Domain 2: Social and emotional development

A family of three looks at a scenic vista

Early development of social and emotional skills are the building blocks for creating future neighbors, volunteers, workers, taxpayers, voters and responsible citizens.

Human beings are social creatures by nature, so infants easily and naturally attach to those who care for them. During the first five years of life, these relationships provide the framework for the development of social and emotional skills. Successful social and emotional development requires secure, consistent, responsive, as well as physically and emotionally nurturing relationships.

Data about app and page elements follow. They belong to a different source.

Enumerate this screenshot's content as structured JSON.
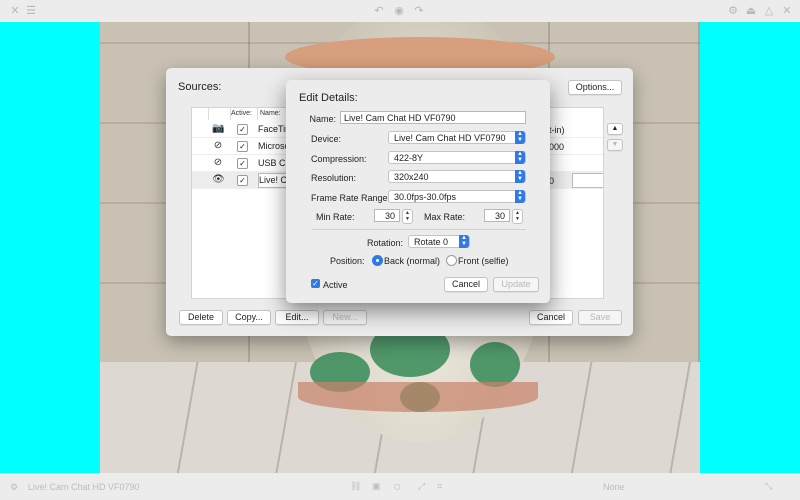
{
  "toolbar_top": {
    "icons": [
      "rotate-left-icon",
      "camera-mask-icon",
      "rotate-right-icon",
      "options-icon",
      "eject-icon",
      "triangle-icon",
      "close-icon",
      "menu-icon"
    ]
  },
  "sources_dialog": {
    "title": "Sources:",
    "options_button": "Options...",
    "columns": {
      "active": "Active:",
      "name": "Name:"
    },
    "rows": [
      {
        "icon": "camera-icon",
        "active": "✓",
        "name": "FaceTim",
        "extra": "t-in)"
      },
      {
        "icon": "disabled-icon",
        "active": "✓",
        "name": "Microso",
        "extra": "000"
      },
      {
        "icon": "disabled-icon",
        "active": "✓",
        "name": "USB Ca",
        "extra": ""
      },
      {
        "icon": "eye-icon",
        "active": "✓",
        "name": "Live! Ca",
        "extra": "0"
      }
    ],
    "buttons": {
      "delete": "Delete",
      "copy": "Copy...",
      "edit": "Edit...",
      "new": "New...",
      "cancel": "Cancel",
      "save": "Save"
    }
  },
  "edit_dialog": {
    "title": "Edit Details:",
    "name_label": "Name:",
    "name_value": "Live! Cam Chat HD VF0790",
    "device_label": "Device:",
    "device_value": "Live! Cam Chat HD VF0790",
    "compression_label": "Compression:",
    "compression_value": "422-8Y",
    "resolution_label": "Resolution:",
    "resolution_value": "320x240",
    "frame_rate_label": "Frame Rate Range:",
    "frame_rate_value": "30.0fps-30.0fps",
    "min_rate_label": "Min Rate:",
    "min_rate_value": "30",
    "max_rate_label": "Max Rate:",
    "max_rate_value": "30",
    "rotation_label": "Rotation:",
    "rotation_value": "Rotate 0",
    "position_label": "Position:",
    "position_back": "Back (normal)",
    "position_front": "Front (selfie)",
    "active_label": "Active",
    "cancel_button": "Cancel",
    "update_button": "Update"
  },
  "bottom_bar": {
    "source_name": "Live! Cam Chat HD VF0790",
    "right_label": "None"
  },
  "colors": {
    "accent": "#2f7ae5",
    "backdrop": "#00ffff"
  }
}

From the very beginning of their lives, children are learning about themselves and how to relate to others.  Their identities are shaped during these early relationships, and as they learn to share and take turns and care for each other and the environment.

With guidance and through playful interactions, children develop skills to cooperate, negotiate, lead and follow, be a friend, and express their feelings in a socially and culturally acceptable manner, and to be sensitive to others’ feelings.

It is important to bring children to events in the community so they can learn about social interactions and develop their identities as young members of their communities and cultures. These events may include Fourth of July, the State Fair, Camai Dance Festival in Bethel, Celebration in Juneau, Nulakataq and Kivgiq in Barrow, Alaska Federation of Natives Convention in Anchorage or Fairbanks, Crab Festival in Kodiak, and other social events and gatherings. Participating in their communities helps promote and reflect community values, helps children form positive connections with others, and strengthens their identity.

Emotional Development:

Children look to adults for guidance, cues, and information on how to act, think, and feel.

As adults, many of us are still working on managing our emotions, communication skills, and empathy. Spending time with young children gives us lots of opportunities to practice. The stresses of life can make it harder to remain calm and attentive when children need support on learning how to recognize and express their own feelings and to understand and respond to the emotions of others.

In healthy families, adults put the child’s needs first, and change their lives to care for and protect that child.  In families who are coping with overwhelming stress, parents may have a difficult time making their child’s needs a priority.

Practicing stress management skills with children is a powerful way to teach life-long skills.  Taking care of yourself by taking a walk or connecting with friends, meditation, mindfulness, and focusing on breathing are good self-care and excellent ways to show children how to care for themselves.

Forming warm, responsive bonds and intimacy with others helps protect children emotionally from negative effects associated with poverty, violence in the home or the community, parental depression, and other stressors that endanger mental health and social adjustment.